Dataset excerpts
•••

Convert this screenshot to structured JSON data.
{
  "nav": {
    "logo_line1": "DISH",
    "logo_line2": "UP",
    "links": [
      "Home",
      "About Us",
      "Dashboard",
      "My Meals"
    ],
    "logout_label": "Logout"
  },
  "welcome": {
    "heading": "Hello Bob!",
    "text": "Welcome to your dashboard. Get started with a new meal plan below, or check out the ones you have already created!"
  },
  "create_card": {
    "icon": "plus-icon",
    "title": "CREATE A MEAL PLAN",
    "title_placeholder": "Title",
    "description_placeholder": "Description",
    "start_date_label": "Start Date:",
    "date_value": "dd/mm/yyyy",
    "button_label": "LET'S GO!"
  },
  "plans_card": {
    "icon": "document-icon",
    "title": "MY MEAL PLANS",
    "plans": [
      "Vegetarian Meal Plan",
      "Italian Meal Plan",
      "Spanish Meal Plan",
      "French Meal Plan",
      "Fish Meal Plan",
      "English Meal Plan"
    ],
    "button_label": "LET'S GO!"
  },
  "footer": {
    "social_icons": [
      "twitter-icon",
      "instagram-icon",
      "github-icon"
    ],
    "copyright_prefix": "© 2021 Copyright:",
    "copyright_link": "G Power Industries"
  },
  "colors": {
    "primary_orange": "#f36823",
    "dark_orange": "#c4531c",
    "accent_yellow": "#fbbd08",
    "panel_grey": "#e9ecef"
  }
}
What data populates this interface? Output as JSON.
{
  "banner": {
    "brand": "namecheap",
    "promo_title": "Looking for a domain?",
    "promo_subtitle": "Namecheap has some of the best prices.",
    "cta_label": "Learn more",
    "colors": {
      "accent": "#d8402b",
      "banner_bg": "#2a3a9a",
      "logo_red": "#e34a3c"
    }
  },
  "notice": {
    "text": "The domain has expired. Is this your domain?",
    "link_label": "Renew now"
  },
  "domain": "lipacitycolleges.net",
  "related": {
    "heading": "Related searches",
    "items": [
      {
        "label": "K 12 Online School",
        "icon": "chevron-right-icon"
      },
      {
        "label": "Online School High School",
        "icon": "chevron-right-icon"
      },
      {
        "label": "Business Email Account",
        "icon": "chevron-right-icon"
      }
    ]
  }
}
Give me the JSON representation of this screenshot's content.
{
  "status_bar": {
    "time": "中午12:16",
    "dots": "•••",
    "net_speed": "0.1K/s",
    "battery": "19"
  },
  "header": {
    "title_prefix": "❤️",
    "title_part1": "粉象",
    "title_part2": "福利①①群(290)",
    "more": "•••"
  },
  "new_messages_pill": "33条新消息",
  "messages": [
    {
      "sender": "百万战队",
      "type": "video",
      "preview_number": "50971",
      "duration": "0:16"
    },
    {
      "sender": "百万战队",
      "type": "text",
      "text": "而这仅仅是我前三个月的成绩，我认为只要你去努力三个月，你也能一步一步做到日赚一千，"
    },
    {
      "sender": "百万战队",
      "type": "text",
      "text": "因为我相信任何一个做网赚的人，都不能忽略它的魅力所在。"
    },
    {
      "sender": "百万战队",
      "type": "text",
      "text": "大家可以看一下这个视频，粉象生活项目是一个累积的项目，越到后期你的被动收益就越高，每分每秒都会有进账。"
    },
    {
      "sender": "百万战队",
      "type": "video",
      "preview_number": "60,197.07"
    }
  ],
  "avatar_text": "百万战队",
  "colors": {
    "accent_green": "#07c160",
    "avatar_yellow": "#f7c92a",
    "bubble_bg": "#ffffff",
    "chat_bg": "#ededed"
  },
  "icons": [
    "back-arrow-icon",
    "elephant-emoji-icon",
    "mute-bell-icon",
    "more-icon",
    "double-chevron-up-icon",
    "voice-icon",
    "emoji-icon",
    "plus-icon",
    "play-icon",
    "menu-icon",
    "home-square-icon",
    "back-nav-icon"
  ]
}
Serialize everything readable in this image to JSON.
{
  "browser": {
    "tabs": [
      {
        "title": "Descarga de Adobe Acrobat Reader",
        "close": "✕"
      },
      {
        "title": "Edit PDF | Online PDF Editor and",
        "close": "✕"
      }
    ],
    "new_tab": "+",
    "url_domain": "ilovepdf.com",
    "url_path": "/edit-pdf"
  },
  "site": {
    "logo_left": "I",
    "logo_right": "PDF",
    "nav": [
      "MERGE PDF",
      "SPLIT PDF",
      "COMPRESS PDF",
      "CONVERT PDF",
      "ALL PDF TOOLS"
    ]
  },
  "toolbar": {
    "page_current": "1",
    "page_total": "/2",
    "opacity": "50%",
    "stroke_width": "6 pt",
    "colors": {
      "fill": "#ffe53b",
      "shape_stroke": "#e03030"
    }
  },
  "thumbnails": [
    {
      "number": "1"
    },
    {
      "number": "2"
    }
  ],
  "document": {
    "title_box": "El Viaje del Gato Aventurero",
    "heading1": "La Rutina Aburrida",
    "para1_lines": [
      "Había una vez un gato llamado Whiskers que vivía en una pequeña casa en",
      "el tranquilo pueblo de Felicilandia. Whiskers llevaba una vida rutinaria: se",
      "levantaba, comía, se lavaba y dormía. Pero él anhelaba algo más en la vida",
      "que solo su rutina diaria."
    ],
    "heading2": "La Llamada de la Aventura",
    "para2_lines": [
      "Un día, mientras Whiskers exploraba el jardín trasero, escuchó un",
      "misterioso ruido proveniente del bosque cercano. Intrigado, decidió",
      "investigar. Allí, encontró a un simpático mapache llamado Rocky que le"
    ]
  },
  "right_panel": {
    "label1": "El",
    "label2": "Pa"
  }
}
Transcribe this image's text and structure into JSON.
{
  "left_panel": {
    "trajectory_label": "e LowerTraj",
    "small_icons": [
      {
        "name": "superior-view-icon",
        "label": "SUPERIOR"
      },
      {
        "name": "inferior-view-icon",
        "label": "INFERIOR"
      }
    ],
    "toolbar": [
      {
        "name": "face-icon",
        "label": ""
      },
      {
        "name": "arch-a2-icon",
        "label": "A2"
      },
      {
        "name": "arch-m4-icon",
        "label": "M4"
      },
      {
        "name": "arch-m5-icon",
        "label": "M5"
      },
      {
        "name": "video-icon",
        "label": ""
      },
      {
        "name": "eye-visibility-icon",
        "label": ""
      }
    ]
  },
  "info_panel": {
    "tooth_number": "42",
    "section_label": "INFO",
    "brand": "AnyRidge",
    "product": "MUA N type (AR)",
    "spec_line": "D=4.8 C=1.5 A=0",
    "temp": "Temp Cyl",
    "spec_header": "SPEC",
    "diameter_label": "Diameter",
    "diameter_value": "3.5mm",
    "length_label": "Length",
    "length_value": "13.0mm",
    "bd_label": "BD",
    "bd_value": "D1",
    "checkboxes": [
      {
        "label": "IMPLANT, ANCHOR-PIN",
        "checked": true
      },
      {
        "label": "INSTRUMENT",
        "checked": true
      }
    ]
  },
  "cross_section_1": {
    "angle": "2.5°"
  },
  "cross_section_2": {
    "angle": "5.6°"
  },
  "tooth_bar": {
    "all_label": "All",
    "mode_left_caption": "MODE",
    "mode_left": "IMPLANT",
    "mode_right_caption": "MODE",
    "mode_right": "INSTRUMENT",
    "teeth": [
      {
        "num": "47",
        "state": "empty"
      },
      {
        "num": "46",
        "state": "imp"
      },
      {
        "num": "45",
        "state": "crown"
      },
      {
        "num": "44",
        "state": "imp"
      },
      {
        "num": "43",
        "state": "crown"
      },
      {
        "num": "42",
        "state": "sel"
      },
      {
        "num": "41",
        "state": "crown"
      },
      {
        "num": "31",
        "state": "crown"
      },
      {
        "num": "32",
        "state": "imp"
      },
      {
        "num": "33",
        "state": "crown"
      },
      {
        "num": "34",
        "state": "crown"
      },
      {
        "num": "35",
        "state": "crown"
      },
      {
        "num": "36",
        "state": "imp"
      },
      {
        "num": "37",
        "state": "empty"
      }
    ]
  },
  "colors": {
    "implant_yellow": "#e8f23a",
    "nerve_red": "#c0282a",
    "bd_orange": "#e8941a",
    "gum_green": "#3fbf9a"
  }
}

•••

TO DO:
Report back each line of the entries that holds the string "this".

YOUR SOLUTION:
Convert this screenshot to structured JSON data.
What data populates this interface? Output as JSON.
    "text": "The domain has expired. Is this your domain?",
Give me the JSON representation of this screenshot's content.
Serialize everything readable in this image to JSON.
Transcribe this image's text and structure into JSON.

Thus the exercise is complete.